◆ **Exercise aim**
Type out each entry exactly.

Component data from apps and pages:
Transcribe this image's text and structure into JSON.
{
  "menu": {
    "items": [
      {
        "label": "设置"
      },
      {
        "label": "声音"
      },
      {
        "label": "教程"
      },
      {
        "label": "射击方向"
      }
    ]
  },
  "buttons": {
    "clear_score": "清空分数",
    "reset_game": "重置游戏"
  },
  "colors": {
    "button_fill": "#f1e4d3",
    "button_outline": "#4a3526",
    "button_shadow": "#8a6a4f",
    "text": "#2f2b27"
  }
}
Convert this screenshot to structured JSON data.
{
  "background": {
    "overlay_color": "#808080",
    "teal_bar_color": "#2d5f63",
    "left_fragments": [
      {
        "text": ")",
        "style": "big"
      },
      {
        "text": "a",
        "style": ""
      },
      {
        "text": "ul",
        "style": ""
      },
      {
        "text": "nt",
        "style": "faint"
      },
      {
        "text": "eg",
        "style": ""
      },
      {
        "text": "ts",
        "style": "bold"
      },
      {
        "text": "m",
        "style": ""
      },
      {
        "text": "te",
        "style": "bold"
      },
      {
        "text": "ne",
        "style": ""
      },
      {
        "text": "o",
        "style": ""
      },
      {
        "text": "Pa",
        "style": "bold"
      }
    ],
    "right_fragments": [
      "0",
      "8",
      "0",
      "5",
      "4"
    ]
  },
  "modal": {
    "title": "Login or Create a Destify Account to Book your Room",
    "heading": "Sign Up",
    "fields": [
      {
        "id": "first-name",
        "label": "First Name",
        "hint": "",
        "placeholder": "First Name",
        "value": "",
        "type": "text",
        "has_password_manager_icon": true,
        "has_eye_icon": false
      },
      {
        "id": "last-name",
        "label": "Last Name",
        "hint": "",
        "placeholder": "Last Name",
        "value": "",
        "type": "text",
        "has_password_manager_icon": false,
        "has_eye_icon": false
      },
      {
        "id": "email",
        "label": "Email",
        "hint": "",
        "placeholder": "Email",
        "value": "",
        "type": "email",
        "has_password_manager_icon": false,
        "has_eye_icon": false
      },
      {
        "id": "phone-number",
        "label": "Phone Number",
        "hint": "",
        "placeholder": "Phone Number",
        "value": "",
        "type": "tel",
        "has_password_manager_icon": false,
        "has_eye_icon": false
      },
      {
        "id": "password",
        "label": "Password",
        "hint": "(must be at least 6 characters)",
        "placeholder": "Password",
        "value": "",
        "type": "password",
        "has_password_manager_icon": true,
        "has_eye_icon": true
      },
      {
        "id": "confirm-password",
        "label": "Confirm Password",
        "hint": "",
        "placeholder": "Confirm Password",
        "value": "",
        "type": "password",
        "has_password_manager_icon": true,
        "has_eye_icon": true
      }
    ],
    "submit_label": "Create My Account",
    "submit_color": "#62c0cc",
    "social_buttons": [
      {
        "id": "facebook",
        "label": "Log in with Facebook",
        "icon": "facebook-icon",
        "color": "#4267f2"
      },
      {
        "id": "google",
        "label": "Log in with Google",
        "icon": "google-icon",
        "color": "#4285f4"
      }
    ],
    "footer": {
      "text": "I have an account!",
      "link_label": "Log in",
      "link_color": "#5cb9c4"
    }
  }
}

◆ **Output**
Transcribe this image's text and structure into JSON.
{
  "menu": {
    "items": [
      {
        "label": "设置"
      },
      {
        "label": "声音"
      },
      {
        "label": "教程"
      },
      {
        "label": "射击方向"
      }
    ]
  },
  "buttons": {
    "clear_score": "清空分数",
    "reset_game": "重置游戏"
  },
  "colors": {
    "button_fill": "#f1e4d3",
    "button_outline": "#4a3526",
    "button_shadow": "#8a6a4f",
    "text": "#2f2b27"
  }
}
Convert this screenshot to structured JSON data.
{
  "background": {
    "overlay_color": "#808080",
    "teal_bar_color": "#2d5f63",
    "left_fragments": [
      {
        "text": ")",
        "style": "big"
      },
      {
        "text": "a",
        "style": ""
      },
      {
        "text": "ul",
        "style": ""
      },
      {
        "text": "nt",
        "style": "faint"
      },
      {
        "text": "eg",
        "style": ""
      },
      {
        "text": "ts",
        "style": "bold"
      },
      {
        "text": "m",
        "style": ""
      },
      {
        "text": "te",
        "style": "bold"
      },
      {
        "text": "ne",
        "style": ""
      },
      {
        "text": "o",
        "style": ""
      },
      {
        "text": "Pa",
        "style": "bold"
      }
    ],
    "right_fragments": [
      "0",
      "8",
      "0",
      "5",
      "4"
    ]
  },
  "modal": {
    "title": "Login or Create a Destify Account to Book your Room",
    "heading": "Sign Up",
    "fields": [
      {
        "id": "first-name",
        "label": "First Name",
        "hint": "",
        "placeholder": "First Name",
        "value": "",
        "type": "text",
        "has_password_manager_icon": true,
        "has_eye_icon": false
      },
      {
        "id": "last-name",
        "label": "Last Name",
        "hint": "",
        "placeholder": "Last Name",
        "value": "",
        "type": "text",
        "has_password_manager_icon": false,
        "has_eye_icon": false
      },
      {
        "id": "email",
        "label": "Email",
        "hint": "",
        "placeholder": "Email",
        "value": "",
        "type": "email",
        "has_password_manager_icon": false,
        "has_eye_icon": false
      },
      {
        "id": "phone-number",
        "label": "Phone Number",
        "hint": "",
        "placeholder": "Phone Number",
        "value": "",
        "type": "tel",
        "has_password_manager_icon": false,
        "has_eye_icon": false
      },
      {
        "id": "password",
        "label": "Password",
        "hint": "(must be at least 6 characters)",
        "placeholder": "Password",
        "value": "",
        "type": "password",
        "has_password_manager_icon": true,
        "has_eye_icon": true
      },
      {
        "id": "confirm-password",
        "label": "Confirm Password",
        "hint": "",
        "placeholder": "Confirm Password",
        "value": "",
        "type": "password",
        "has_password_manager_icon": true,
        "has_eye_icon": true
      }
    ],
    "submit_label": "Create My Account",
    "submit_color": "#62c0cc",
    "social_buttons": [
      {
        "id": "facebook",
        "label": "Log in with Facebook",
        "icon": "facebook-icon",
        "color": "#4267f2"
      },
      {
        "id": "google",
        "label": "Log in with Google",
        "icon": "google-icon",
        "color": "#4285f4"
      }
    ],
    "footer": {
      "text": "I have an account!",
      "link_label": "Log in",
      "link_color": "#5cb9c4"
    }
  }
}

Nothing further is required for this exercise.